Start of Information shown

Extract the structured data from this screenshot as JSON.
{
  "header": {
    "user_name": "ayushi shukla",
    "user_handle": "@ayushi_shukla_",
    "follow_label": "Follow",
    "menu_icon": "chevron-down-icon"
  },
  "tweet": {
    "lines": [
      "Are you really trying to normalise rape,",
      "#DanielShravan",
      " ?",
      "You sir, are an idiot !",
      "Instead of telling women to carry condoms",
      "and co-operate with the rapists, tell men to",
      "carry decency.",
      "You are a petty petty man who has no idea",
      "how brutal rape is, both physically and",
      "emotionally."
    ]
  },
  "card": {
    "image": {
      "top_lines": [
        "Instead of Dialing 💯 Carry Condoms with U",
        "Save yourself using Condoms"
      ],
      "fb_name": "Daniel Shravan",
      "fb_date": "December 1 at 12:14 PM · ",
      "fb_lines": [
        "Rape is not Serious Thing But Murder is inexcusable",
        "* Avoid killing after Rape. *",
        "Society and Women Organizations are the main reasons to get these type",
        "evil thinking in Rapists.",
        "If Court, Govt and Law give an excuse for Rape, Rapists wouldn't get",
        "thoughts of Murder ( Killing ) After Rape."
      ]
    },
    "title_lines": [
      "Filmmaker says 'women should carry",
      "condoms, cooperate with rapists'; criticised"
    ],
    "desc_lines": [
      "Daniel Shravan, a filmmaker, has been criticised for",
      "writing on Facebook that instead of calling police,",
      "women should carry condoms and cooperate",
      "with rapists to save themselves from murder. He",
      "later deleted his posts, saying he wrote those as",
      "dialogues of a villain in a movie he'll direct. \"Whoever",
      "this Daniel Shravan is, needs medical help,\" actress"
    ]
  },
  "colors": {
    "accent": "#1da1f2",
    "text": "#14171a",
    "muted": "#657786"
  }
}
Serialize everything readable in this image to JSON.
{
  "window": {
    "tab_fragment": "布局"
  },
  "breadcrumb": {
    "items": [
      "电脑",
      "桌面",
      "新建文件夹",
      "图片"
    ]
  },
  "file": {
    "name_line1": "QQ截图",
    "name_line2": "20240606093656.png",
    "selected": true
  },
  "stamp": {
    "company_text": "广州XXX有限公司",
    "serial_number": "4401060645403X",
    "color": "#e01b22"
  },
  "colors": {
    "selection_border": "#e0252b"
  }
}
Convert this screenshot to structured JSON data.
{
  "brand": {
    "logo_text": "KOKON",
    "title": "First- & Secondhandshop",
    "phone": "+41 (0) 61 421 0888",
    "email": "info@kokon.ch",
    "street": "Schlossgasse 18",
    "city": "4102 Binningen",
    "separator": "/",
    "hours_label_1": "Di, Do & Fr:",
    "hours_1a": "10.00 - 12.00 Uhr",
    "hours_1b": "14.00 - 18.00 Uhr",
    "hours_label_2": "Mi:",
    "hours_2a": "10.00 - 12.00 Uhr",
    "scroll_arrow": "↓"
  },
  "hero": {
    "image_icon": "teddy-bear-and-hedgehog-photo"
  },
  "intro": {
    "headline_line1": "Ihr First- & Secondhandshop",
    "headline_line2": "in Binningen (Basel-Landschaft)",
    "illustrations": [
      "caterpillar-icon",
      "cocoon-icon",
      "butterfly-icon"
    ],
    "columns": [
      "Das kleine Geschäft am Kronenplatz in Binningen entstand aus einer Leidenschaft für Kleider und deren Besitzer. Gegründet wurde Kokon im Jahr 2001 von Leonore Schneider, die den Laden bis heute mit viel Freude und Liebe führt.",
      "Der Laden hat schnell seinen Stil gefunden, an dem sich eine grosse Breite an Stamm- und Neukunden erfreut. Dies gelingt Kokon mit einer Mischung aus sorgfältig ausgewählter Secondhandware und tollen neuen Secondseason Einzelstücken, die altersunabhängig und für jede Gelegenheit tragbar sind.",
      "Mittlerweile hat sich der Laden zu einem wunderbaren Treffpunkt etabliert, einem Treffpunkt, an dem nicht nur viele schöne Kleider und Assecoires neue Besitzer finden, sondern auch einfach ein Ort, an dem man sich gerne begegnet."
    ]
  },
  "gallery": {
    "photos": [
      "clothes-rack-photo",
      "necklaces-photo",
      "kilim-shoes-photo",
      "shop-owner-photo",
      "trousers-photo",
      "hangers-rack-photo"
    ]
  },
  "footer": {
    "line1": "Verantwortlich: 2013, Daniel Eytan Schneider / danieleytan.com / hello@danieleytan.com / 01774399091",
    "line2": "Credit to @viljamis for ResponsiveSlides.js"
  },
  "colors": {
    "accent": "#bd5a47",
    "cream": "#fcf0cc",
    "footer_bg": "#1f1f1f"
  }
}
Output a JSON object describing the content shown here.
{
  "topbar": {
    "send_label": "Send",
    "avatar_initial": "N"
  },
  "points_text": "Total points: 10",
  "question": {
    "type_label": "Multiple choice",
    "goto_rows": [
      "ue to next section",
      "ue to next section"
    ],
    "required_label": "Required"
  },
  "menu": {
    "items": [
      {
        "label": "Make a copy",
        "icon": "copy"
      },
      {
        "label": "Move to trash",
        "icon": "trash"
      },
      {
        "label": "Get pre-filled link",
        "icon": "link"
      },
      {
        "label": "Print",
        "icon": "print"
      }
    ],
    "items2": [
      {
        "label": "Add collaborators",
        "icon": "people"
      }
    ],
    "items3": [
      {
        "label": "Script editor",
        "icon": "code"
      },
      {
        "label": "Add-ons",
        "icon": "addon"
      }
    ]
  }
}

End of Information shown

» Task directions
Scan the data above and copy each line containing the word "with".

» Worked solution
      "and co-operate with the rapists, tell men to",
        "Instead of Dialing 💯 Carry Condoms with U",
      "condoms, cooperate with rapists'; criticised"
      "with rapists to save themselves from murder. He",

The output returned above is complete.